Longboarding: What about my feet?


One of the most overlooked parts of a longboard is surprisingly enough, not part of the physical longboard itself! It’s actually on your foot. Yes, that’s right, it’s the shoe. The shoe is probably the most important part of a good longboarder, since it is what lets you feel the ground and the board, and it’s also what lets you footbrake, grip the board, and kick posers in the face. (Jokes)


But to be real, yes, proper shoes will absolutely change the way that you longboard, and it will definitely change the way that you ride for the better.




There are so many brands of shoes out there, it’s incredible. There are low-tops, mid-tops, high-tops, slip-ons. You can get stuff made of durable materials, some are more breathable than others, and there are literally a million colors.

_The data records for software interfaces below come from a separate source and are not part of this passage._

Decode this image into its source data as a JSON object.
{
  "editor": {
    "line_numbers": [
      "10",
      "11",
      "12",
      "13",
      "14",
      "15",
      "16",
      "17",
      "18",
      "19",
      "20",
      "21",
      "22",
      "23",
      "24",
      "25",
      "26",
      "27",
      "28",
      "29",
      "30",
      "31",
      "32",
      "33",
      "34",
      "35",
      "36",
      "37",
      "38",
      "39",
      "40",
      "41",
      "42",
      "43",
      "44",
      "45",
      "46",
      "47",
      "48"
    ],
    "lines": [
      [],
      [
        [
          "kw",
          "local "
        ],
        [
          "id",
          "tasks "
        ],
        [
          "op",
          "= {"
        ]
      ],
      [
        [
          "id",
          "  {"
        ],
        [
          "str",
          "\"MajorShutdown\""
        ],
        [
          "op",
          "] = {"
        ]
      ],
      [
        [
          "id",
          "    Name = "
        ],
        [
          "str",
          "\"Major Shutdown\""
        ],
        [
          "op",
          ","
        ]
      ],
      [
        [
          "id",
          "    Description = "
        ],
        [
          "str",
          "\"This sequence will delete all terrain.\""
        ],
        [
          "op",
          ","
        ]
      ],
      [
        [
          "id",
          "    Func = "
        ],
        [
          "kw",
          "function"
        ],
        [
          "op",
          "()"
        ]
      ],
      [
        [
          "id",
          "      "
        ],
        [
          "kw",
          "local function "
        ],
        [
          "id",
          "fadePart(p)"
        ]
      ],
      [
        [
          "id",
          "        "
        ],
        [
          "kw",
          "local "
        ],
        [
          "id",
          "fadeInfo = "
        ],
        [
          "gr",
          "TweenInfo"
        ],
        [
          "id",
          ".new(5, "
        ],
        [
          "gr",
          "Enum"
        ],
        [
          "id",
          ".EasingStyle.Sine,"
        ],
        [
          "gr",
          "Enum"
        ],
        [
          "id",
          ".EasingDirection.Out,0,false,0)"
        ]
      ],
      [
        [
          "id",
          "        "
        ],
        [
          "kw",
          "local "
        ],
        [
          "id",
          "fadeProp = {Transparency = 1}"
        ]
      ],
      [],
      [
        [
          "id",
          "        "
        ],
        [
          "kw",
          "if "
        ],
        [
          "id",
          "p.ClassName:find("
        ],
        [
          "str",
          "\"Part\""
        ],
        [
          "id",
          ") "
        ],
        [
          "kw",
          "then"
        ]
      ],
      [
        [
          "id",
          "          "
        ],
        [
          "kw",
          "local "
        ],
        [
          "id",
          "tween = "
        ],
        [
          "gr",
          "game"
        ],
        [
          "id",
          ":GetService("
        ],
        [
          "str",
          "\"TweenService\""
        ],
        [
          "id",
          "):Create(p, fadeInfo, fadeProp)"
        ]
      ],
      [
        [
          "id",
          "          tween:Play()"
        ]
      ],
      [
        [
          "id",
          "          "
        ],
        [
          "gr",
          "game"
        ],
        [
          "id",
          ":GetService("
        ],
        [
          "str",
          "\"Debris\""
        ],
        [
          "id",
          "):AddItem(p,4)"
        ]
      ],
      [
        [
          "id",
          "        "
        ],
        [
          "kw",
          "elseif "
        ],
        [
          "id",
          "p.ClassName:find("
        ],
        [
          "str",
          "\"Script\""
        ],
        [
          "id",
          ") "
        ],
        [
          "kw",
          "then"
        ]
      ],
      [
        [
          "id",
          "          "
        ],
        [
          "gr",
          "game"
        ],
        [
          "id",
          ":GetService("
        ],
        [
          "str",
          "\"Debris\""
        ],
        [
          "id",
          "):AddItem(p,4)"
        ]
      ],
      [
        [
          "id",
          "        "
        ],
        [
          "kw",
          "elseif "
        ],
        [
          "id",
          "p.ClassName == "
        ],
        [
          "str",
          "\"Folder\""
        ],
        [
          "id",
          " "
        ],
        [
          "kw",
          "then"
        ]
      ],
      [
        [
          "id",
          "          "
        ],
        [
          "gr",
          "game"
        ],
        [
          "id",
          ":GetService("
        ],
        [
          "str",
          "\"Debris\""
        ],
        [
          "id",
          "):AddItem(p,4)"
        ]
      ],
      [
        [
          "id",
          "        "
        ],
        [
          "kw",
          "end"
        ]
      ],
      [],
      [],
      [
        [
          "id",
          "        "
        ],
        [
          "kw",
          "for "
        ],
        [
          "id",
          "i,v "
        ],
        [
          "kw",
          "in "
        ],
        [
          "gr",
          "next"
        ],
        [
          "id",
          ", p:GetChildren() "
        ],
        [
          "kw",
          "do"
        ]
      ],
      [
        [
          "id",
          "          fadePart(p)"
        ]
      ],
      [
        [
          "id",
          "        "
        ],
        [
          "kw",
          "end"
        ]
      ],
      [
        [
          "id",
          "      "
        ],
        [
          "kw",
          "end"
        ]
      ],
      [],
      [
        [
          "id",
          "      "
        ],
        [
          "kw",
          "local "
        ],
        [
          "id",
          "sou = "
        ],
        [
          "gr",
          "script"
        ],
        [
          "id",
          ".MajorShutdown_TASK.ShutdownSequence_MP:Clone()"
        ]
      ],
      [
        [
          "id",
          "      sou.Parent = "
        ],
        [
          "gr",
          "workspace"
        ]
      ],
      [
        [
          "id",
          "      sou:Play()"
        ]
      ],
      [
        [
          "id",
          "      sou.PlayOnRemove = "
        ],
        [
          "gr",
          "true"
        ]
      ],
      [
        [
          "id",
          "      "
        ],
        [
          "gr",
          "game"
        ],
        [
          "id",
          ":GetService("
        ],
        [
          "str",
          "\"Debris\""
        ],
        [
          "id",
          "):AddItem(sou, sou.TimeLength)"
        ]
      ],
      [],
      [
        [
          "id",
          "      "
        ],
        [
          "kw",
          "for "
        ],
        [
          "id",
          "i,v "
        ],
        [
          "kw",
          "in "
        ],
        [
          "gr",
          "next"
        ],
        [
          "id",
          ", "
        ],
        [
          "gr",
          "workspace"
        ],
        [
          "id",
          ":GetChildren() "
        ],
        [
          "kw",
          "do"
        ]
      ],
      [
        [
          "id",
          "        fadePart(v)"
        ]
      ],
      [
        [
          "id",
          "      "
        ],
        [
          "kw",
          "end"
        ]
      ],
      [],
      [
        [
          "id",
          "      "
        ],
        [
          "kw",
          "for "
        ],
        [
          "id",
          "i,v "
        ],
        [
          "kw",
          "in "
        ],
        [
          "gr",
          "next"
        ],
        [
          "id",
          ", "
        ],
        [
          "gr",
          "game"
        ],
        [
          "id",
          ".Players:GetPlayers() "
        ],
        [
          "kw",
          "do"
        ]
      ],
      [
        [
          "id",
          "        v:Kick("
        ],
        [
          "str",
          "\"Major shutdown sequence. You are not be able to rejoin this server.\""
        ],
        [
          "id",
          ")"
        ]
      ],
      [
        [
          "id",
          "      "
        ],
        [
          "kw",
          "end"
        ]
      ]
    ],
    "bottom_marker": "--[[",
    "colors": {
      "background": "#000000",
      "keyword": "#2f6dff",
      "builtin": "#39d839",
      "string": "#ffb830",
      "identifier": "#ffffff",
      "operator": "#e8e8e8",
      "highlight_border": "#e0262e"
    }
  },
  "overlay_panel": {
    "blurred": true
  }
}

The shoes you should be using for skating though, are skate shoes. Skate shoes typically have flat bottoms, unlike a running shoe which is contoured on the bottom to better interact with the ground. However, longboarding should be done in an environment that is as close to barefoot as possible, as it gives the best board-feel and grip.


The reason why board feel is so important is because every longboard comes with a bunch of curves that are meant to lock your feet into the board so that you don’t slip off. In order to correctly lock yourself into these curves you must be able to wedge your feet into them, which isn’t possible with a shoe that has a thick sole like a running shoe. Plus, running shoes sit higher than skate shoes, which means you sit slightly higher above the ground. It may not seem like much but this difference actually makes you much more unstable at high speeds.


Another good reason is economics. Running shoes cost a lot of money, sometimes up to 200 dollars, even. Taking into consideration that the griptape under your feet is practically just adhesive sandpaper, your expensive running shoes will be ruined and gone within a few weeks, and especially so after a good fall. Running shoes are quite fragile, as they are meant for the ground and nothing else. Skate shoes, however, are meant to touch surfaces at all angles, so the top of your shoe won’t tear open even if you drag it along the ground somehow. There’s also the issue of footbraking. Footbraking will tear your running shoe bottoms to shreds, as they usually aren’t vulcanized rubber, unlike most skate shoes.


Here’s what I recommend for skate shoes.


You want mid-tops. This way, when you are pushing, the back of the shoe won’t chafe your ankle, which makes for a pretty comfortable ride. Chafed ankles sting a lot. Plus, you can lace them up higher than you can lace low-tops, and that really lets you move your feet as one with the shoe, not as two individual parts. Also, get shoes with pretty high sidewalls, as they will protect your feet most when you are in sliding stance. They’ll be most durable as well.



WEAR GOOD FEET SOCKS? –Ryan L. Longboarder.